(1533 words – 7 1/2 minute read)
This therapy thing is not a complicated deal once you get the hang of it. It’s probably because over the years most of the ‘technique’ has become internalized, a natural thing – like knowing your name.
A client was referred to me by Dr. Thompson, our prescribing psychologist at the Behavioral Health Center at our local hospital.
He was diagnosed with Obsessive Compulsive Disorder (OCD). I forget if he was taking meds for it or had refused the drugs. Clients who had refused medication therapy were often referred to me. I like to know what the real situation is. I have enough confidence in my ability to help them not to want what is going on with them obscured by dulling medications. Otherwise I’m only as skilled as the social workers in the clinic: checking on how the ‘meds’ are working, and dispensing encouraging advice.
I once had a client who had to hold onto the walls to stay upright and couldn’t form words easily. Time to ease up on the meds!
Anyway, let’s call our client John, in his 30’s and single. He couldn’t leave his house in the morning to go to work without checking the locks so many times he was frequently late for work and worried all day that the house was open or his dog would get out of the yard.
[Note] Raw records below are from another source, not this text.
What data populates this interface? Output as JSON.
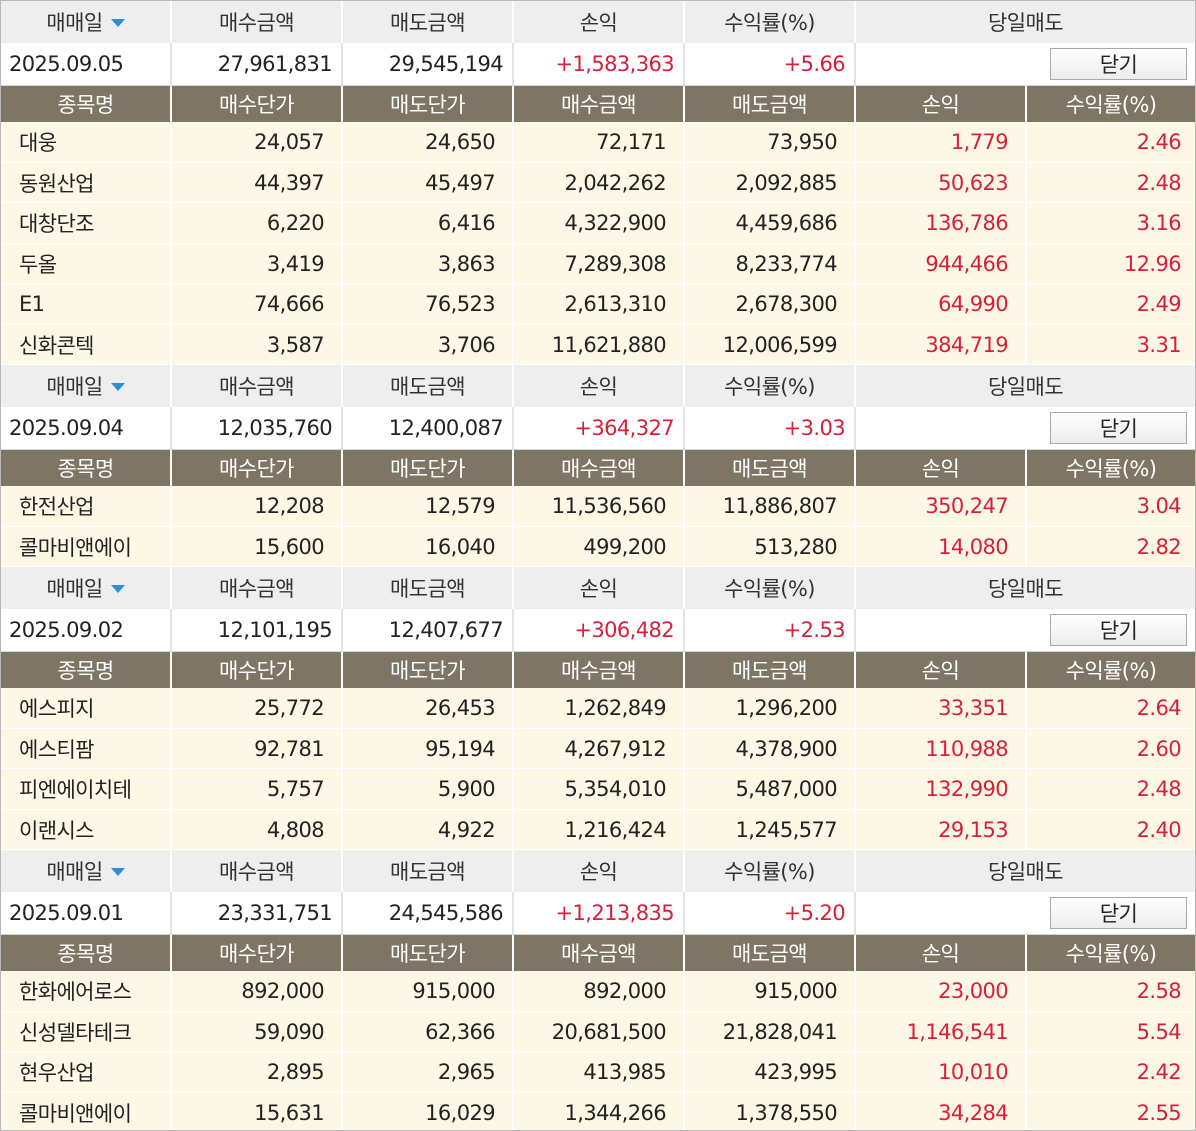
{
  "summary_headers": {
    "date": "매매일",
    "buy_amount": "매수금액",
    "sell_amount": "매도금액",
    "pnl": "손익",
    "return_rate": "수익률(%)",
    "same_day_sell": "당일매도"
  },
  "detail_headers": {
    "name": "종목명",
    "buy_price": "매수단가",
    "sell_price": "매도단가",
    "buy_amount": "매수금액",
    "sell_amount": "매도금액",
    "pnl": "손익",
    "return_rate": "수익률(%)"
  },
  "close_label": "닫기",
  "colors": {
    "header_brown": "#7e7565",
    "row_cream": "#fdf8e6",
    "profit_red": "#d81e3a",
    "summary_gray": "#eeeeee",
    "sort_arrow": "#2a8fd6"
  },
  "groups": [
    {
      "date": "2025.09.05",
      "buy_amount": "27,961,831",
      "sell_amount": "29,545,194",
      "pnl": "+1,583,363",
      "return_rate": "+5.66",
      "items": [
        {
          "name": "대웅",
          "buy_price": "24,057",
          "sell_price": "24,650",
          "buy_amount": "72,171",
          "sell_amount": "73,950",
          "pnl": "1,779",
          "return_rate": "2.46"
        },
        {
          "name": "동원산업",
          "buy_price": "44,397",
          "sell_price": "45,497",
          "buy_amount": "2,042,262",
          "sell_amount": "2,092,885",
          "pnl": "50,623",
          "return_rate": "2.48"
        },
        {
          "name": "대창단조",
          "buy_price": "6,220",
          "sell_price": "6,416",
          "buy_amount": "4,322,900",
          "sell_amount": "4,459,686",
          "pnl": "136,786",
          "return_rate": "3.16"
        },
        {
          "name": "두올",
          "buy_price": "3,419",
          "sell_price": "3,863",
          "buy_amount": "7,289,308",
          "sell_amount": "8,233,774",
          "pnl": "944,466",
          "return_rate": "12.96"
        },
        {
          "name": "E1",
          "buy_price": "74,666",
          "sell_price": "76,523",
          "buy_amount": "2,613,310",
          "sell_amount": "2,678,300",
          "pnl": "64,990",
          "return_rate": "2.49"
        },
        {
          "name": "신화콘텍",
          "buy_price": "3,587",
          "sell_price": "3,706",
          "buy_amount": "11,621,880",
          "sell_amount": "12,006,599",
          "pnl": "384,719",
          "return_rate": "3.31"
        }
      ]
    },
    {
      "date": "2025.09.04",
      "buy_amount": "12,035,760",
      "sell_amount": "12,400,087",
      "pnl": "+364,327",
      "return_rate": "+3.03",
      "items": [
        {
          "name": "한전산업",
          "buy_price": "12,208",
          "sell_price": "12,579",
          "buy_amount": "11,536,560",
          "sell_amount": "11,886,807",
          "pnl": "350,247",
          "return_rate": "3.04"
        },
        {
          "name": "콜마비앤에이",
          "buy_price": "15,600",
          "sell_price": "16,040",
          "buy_amount": "499,200",
          "sell_amount": "513,280",
          "pnl": "14,080",
          "return_rate": "2.82"
        }
      ]
    },
    {
      "date": "2025.09.02",
      "buy_amount": "12,101,195",
      "sell_amount": "12,407,677",
      "pnl": "+306,482",
      "return_rate": "+2.53",
      "items": [
        {
          "name": "에스피지",
          "buy_price": "25,772",
          "sell_price": "26,453",
          "buy_amount": "1,262,849",
          "sell_amount": "1,296,200",
          "pnl": "33,351",
          "return_rate": "2.64"
        },
        {
          "name": "에스티팜",
          "buy_price": "92,781",
          "sell_price": "95,194",
          "buy_amount": "4,267,912",
          "sell_amount": "4,378,900",
          "pnl": "110,988",
          "return_rate": "2.60"
        },
        {
          "name": "피엔에이치테",
          "buy_price": "5,757",
          "sell_price": "5,900",
          "buy_amount": "5,354,010",
          "sell_amount": "5,487,000",
          "pnl": "132,990",
          "return_rate": "2.48"
        },
        {
          "name": "이랜시스",
          "buy_price": "4,808",
          "sell_price": "4,922",
          "buy_amount": "1,216,424",
          "sell_amount": "1,245,577",
          "pnl": "29,153",
          "return_rate": "2.40"
        }
      ]
    },
    {
      "date": "2025.09.01",
      "buy_amount": "23,331,751",
      "sell_amount": "24,545,586",
      "pnl": "+1,213,835",
      "return_rate": "+5.20",
      "items": [
        {
          "name": "한화에어로스",
          "buy_price": "892,000",
          "sell_price": "915,000",
          "buy_amount": "892,000",
          "sell_amount": "915,000",
          "pnl": "23,000",
          "return_rate": "2.58"
        },
        {
          "name": "신성델타테크",
          "buy_price": "59,090",
          "sell_price": "62,366",
          "buy_amount": "20,681,500",
          "sell_amount": "21,828,041",
          "pnl": "1,146,541",
          "return_rate": "5.54"
        },
        {
          "name": "현우산업",
          "buy_price": "2,895",
          "sell_price": "2,965",
          "buy_amount": "413,985",
          "sell_amount": "423,995",
          "pnl": "10,010",
          "return_rate": "2.42"
        },
        {
          "name": "콜마비앤에이",
          "buy_price": "15,631",
          "sell_price": "16,029",
          "buy_amount": "1,344,266",
          "sell_amount": "1,378,550",
          "pnl": "34,284",
          "return_rate": "2.55"
        }
      ]
    }
  ]
}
In the first session I addressed his situation as a memory problem. I figured that if John had a way of knowing he had locked his door, then he would be relieved of one aspect of his anxiety.